Since mate is a beverage containing caffeine, it is necessary to evaluate its consumption during pregnancy, especially in South American countries such as Argentina, Brazil, Paraguay and Uruguay; where this infusion is part of the daily life.
Caffeine is a substance that acts as a stimulant of the central nervous system, producing a state of alertness and a temporary elimination of fatigue. Caffeine is not only present in coffee. It is also found in chocolate, tea, sodas, energy drinks and to a lesser extent, in yerba mate.
Almost by consensus, pregnant women are advised to decrease (and in some cases, eliminate) caffeine from their diet. There are scientific studies that indicate that the consumption of caffeine exceeding 200/300 mg is associated with low birthweight in newborns. Another negative effect of caffeine is the increased production of gastric juice, which can worsen the sensation of acidity for the pregnant woman.
According to nutritionist Julieta Lupardo (Halitus Medical Institute, Buenos Aires), the consumption of caffeine for a pregnant woman should not exceed 200 mg per day, not only as coffee but any other caffeinated beverages. Mate “cebado” (dried leaves in a gourd with hot water) provides between 125 and 175 mg of caffeine (three tablespoons of yerba and half a liter of water). In the case of boiled mate, for example, a tea bag in a cup of water can contain between 15 and 20 mg of caffeine.
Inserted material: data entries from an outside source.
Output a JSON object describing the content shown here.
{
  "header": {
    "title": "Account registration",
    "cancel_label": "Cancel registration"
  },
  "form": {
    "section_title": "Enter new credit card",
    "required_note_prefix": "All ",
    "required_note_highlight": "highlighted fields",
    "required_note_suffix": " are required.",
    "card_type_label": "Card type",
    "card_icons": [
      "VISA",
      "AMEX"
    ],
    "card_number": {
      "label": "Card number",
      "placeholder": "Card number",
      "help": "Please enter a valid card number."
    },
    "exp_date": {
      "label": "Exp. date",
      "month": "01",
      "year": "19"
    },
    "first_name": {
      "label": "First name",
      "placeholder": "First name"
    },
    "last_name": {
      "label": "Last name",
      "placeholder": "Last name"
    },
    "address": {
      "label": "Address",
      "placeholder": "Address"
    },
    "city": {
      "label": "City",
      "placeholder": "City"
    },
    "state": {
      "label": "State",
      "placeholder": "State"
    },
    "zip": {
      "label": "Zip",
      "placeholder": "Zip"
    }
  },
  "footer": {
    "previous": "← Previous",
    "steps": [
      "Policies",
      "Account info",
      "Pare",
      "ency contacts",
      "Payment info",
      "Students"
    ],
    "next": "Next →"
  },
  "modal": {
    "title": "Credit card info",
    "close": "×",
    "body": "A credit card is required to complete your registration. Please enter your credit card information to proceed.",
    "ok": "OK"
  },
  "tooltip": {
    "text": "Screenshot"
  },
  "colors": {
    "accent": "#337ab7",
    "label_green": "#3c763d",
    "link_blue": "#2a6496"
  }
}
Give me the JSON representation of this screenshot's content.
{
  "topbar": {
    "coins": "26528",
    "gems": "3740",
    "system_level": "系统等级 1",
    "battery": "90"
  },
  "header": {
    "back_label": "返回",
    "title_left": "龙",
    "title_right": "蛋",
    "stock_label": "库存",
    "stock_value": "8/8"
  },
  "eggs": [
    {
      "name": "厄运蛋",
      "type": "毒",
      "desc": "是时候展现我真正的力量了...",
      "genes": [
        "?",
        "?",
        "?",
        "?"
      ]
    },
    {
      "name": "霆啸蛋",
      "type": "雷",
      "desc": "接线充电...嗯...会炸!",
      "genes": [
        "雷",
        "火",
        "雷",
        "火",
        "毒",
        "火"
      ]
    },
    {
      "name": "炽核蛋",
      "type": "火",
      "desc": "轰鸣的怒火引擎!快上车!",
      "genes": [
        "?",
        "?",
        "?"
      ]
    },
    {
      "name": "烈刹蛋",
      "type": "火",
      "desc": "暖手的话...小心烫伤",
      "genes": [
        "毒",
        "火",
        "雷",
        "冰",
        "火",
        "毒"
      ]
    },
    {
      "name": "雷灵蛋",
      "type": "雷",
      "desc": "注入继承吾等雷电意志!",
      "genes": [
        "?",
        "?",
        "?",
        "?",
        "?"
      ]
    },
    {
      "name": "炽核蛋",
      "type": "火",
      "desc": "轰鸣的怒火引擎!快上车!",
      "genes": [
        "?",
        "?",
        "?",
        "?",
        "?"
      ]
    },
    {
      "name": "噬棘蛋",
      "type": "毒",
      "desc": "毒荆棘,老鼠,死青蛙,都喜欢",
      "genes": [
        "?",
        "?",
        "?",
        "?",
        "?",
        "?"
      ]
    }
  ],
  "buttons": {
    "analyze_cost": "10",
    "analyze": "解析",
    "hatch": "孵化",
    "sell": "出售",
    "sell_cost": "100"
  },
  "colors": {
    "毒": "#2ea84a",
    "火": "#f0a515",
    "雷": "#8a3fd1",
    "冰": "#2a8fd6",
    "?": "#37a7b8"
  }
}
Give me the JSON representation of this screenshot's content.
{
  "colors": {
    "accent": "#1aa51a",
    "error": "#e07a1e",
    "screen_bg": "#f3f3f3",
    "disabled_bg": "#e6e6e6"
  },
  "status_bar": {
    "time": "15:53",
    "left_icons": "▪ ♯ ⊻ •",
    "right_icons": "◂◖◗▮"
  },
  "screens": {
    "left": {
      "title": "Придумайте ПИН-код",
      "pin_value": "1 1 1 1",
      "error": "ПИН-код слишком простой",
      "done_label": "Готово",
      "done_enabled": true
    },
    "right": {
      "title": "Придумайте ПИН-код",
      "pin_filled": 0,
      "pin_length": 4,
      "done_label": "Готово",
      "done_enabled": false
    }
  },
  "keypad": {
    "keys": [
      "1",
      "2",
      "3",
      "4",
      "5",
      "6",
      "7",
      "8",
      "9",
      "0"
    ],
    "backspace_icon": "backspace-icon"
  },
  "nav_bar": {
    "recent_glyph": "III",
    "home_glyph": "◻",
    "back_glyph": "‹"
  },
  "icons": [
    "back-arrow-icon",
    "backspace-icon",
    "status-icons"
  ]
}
“As long as quantity is controlled, mate should not be a problem during pregnancy; but it is important to take into account other sources of caffeine so the future mother does not exceed the allowable amount per day.”
Thus, a pregnant woman can drink a cup of boiled mate (the variety with chamomile and anise may bring extra benefits) or even an occasional mate with a gourd (not exceeding half a liter); as long as other caffeinated substances are limited.
It is always advisable to adjust the daily habits based on the health of the baby. These are some beverages (besides water, which is essential) that the pregnant woman can drink: Natural juices, decaffeinated coffee and tea, light or diet sodas (only from time to time), milk, alcohol-free beer… and of course, yerba mate! The most important thing is to have a conscious and moderate diet, closely monitored by a trusted specialist.